Probe was ordered into taking of loans by pledging leased forest land
Environmental organisations here have asked the government to order an inquiry by the Central Bureau of Investigation (CBI) into the encroachment and sale of large tracts of forest land in Nelliampathy. On Saturday, the State government had agreed to a CBI investigation into a scam involving pledging of leased forest land and taking out Rs.15-crore loan from the Kerala State Industrial Development Corporation (KSIDC) and nationalised banks. The eco forums demanded that the scope of the CBI probe be extended to the ‘rampant encroachment and sale of forest land’ in the region.
The Padagiri police in Nelliampathy and later the Crime Branch had investigated forest land encroachment, following complaints from the Forest Department in 2010. In April 2012, the head of the special investigation team K. Sreedharan, who first inquired the case, filed six cases in the Alathur Judicial First Class Magistrate Court against two lessees of Meera Flour Estate; one each from Shernelly and Brook Land; seven from Karapara, and three from Lakshmi Estate.
Cases were registered against Revenue officials for giving possession and encumbrance certificates for government-leased land to help their present holders take out bank loan. Bank officials were charged with conspiracy and connivance in accepting leased forest land as security for bank loan.

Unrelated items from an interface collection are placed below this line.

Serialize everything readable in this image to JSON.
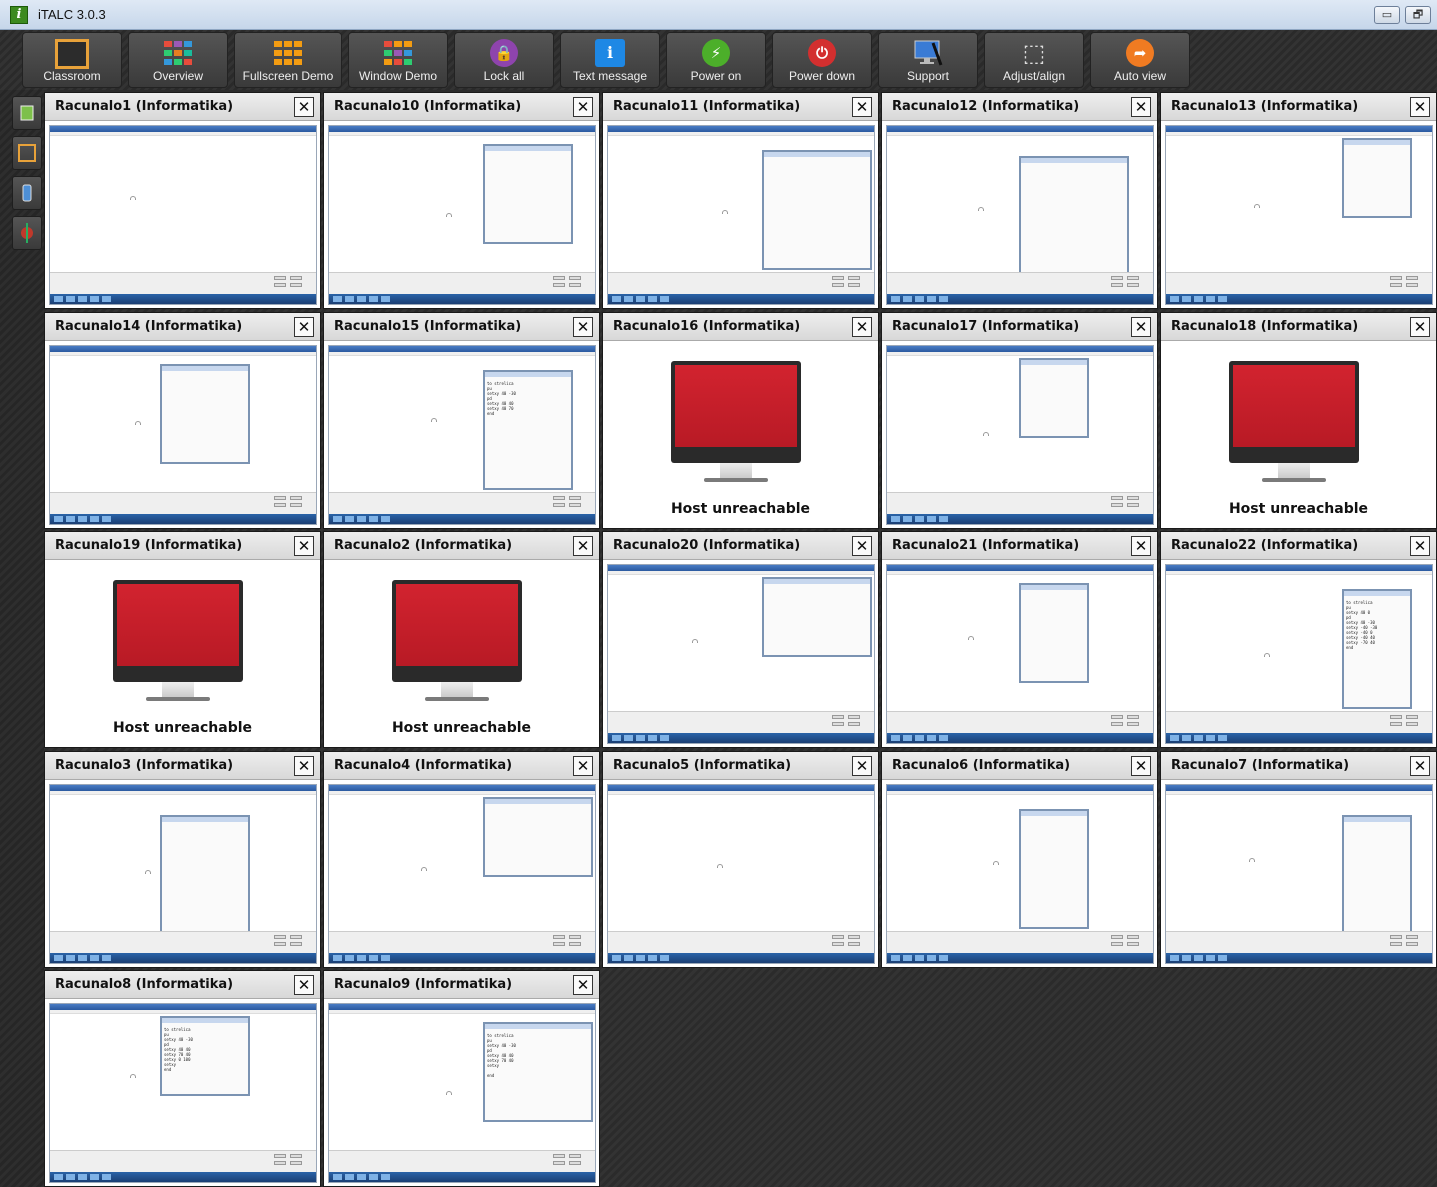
{
  "window": {
    "title": "iTALC 3.0.3",
    "icon_glyph": "i",
    "minimize_glyph": "▭",
    "restore_glyph": "🗗"
  },
  "toolbar": {
    "buttons": [
      {
        "label": "Classroom",
        "icon": "classroom-icon"
      },
      {
        "label": "Overview",
        "icon": "overview-icon"
      },
      {
        "label": "Fullscreen Demo",
        "icon": "fullscreen-demo-icon"
      },
      {
        "label": "Window Demo",
        "icon": "window-demo-icon"
      },
      {
        "label": "Lock all",
        "icon": "lock-icon",
        "glyph": "🔒"
      },
      {
        "label": "Text message",
        "icon": "text-message-icon",
        "glyph": "i"
      },
      {
        "label": "Power on",
        "icon": "power-on-icon",
        "glyph": "⚡"
      },
      {
        "label": "Power down",
        "icon": "power-down-icon",
        "glyph": "⏻"
      },
      {
        "label": "Support",
        "icon": "support-icon"
      },
      {
        "label": "Adjust/align",
        "icon": "adjust-align-icon",
        "glyph": "⬚"
      },
      {
        "label": "Auto view",
        "icon": "auto-view-icon",
        "glyph": "➦"
      }
    ]
  },
  "side_panel": {
    "buttons": [
      "computers-icon",
      "classroom-outline-icon",
      "device-icon",
      "network-icon"
    ]
  },
  "computers": [
    {
      "name": "Racunalo1 (Informatika)",
      "status": "online"
    },
    {
      "name": "Racunalo10 (Informatika)",
      "status": "online"
    },
    {
      "name": "Racunalo11 (Informatika)",
      "status": "online"
    },
    {
      "name": "Racunalo12 (Informatika)",
      "status": "online"
    },
    {
      "name": "Racunalo13 (Informatika)",
      "status": "online"
    },
    {
      "name": "Racunalo14 (Informatika)",
      "status": "online"
    },
    {
      "name": "Racunalo15 (Informatika)",
      "status": "online"
    },
    {
      "name": "Racunalo16 (Informatika)",
      "status": "offline"
    },
    {
      "name": "Racunalo17 (Informatika)",
      "status": "online"
    },
    {
      "name": "Racunalo18 (Informatika)",
      "status": "offline"
    },
    {
      "name": "Racunalo19 (Informatika)",
      "status": "offline"
    },
    {
      "name": "Racunalo2 (Informatika)",
      "status": "offline"
    },
    {
      "name": "Racunalo20 (Informatika)",
      "status": "online"
    },
    {
      "name": "Racunalo21 (Informatika)",
      "status": "online"
    },
    {
      "name": "Racunalo22 (Informatika)",
      "status": "online"
    },
    {
      "name": "Racunalo3 (Informatika)",
      "status": "online"
    },
    {
      "name": "Racunalo4 (Informatika)",
      "status": "online"
    },
    {
      "name": "Racunalo5 (Informatika)",
      "status": "online"
    },
    {
      "name": "Racunalo6 (Informatika)",
      "status": "online"
    },
    {
      "name": "Racunalo7 (Informatika)",
      "status": "online"
    },
    {
      "name": "Racunalo8 (Informatika)",
      "status": "online"
    },
    {
      "name": "Racunalo9 (Informatika)",
      "status": "online"
    }
  ],
  "offline_message": "Host unreachable",
  "close_glyph": "✕",
  "editor_texts": {
    "Racunalo15 (Informatika)": "to strelica\npu\nsetxy 40 -30\npd\nsetxy 40 40\nsetxy 40 70\nend",
    "Racunalo22 (Informatika)": "to strelica\npu\nsetxy 40 0\npd\nsetxy 40 -30\nsetxy -40 -30\nsetxy -40 0\nsetxy -40 40\nsetxy -70 40\nend",
    "Racunalo8 (Informatika)": "to strelica\npu\nsetxy 40 -30\npd\nsetxy 40 40\nsetxy 70 40\nsetxy 0 100\nsetxy\nend",
    "Racunalo9 (Informatika)": "to strelica\npu\nsetxy 40 -30\npd\nsetxy 40 40\nsetxy 70 40\nsetxy\n\nend"
  },
  "colors": {
    "accent_red": "#d2232f",
    "taskbar_blue": "#2a63a8",
    "lock_purple": "#8e44ad",
    "power_on_green": "#4caf2a",
    "power_down_red": "#d32f2f",
    "auto_view_orange": "#f07b22",
    "text_message_blue": "#1e88e5"
  }
}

N.K. Sasidharan, Chief Conservator of Forests (CCF), Eastern Circle, told The Hindu on Sunday that the lessee should get the approval of the Union government to make changes in the lease pact as per the Forest Conservation Act of 1980. The Forest Department could take action, including eviction, for violating the lease conditions under the 1980 Act. The Department found from the lease documents that 27 of the 52 estates in Nelliampathy violated lease agreements, he said.

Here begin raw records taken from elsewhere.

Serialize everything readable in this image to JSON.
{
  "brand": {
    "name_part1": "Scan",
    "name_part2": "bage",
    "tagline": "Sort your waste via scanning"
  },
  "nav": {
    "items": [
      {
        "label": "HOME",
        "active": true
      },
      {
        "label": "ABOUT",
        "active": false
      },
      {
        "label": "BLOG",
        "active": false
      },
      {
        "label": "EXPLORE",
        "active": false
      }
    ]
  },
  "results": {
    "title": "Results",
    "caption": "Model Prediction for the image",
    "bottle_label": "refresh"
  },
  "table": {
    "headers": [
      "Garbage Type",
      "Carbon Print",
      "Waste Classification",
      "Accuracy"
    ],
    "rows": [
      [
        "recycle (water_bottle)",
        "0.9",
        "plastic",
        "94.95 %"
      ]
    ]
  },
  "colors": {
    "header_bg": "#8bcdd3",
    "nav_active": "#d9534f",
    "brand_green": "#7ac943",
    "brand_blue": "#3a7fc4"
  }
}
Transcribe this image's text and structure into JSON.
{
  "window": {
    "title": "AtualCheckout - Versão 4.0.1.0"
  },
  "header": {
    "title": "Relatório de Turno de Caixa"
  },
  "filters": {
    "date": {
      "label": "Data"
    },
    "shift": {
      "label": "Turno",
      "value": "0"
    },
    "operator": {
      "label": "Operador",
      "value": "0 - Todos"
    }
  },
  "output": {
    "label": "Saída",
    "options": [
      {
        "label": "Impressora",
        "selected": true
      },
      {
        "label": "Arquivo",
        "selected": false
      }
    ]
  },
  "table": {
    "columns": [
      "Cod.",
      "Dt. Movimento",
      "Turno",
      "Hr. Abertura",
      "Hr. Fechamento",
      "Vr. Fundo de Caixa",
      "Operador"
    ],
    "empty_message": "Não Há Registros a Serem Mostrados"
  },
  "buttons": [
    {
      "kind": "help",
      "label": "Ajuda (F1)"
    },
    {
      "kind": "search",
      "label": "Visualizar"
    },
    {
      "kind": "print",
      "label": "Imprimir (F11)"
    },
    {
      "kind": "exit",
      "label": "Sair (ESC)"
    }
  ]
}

P.S. Panikkar of Jana Jagratha, a people’s vigilance group, said violation of agreement should result in lease cancellation and resumption of forest land. However, the Forest Department had sought government permission to resume land only in seven cases. Two years later, the government was yet to give permission, said Tony Thomas of eco forum ‘One Earth One Life’ who got impleaded in the Nelliampathy forest land cases.
The forest lands were given on lease between 1863 and 1962. They were declared reserve forest by the Cochin government. “Only coffee and cardamom were to be cultivated in these areas. But now, other crops, including rubber, are cultivated,” Mr. Thomas said.
The lessor (government) kept “the right over the soil, all running water beyond the quantity necessary for the working and workers of the estate and also the right of collection and removal of minor forest produce, mineral laterite or other similar substances, timber and firewood.”
Many estates had abandoned plantation and were promoting tourism, Mr. Thomas alleged.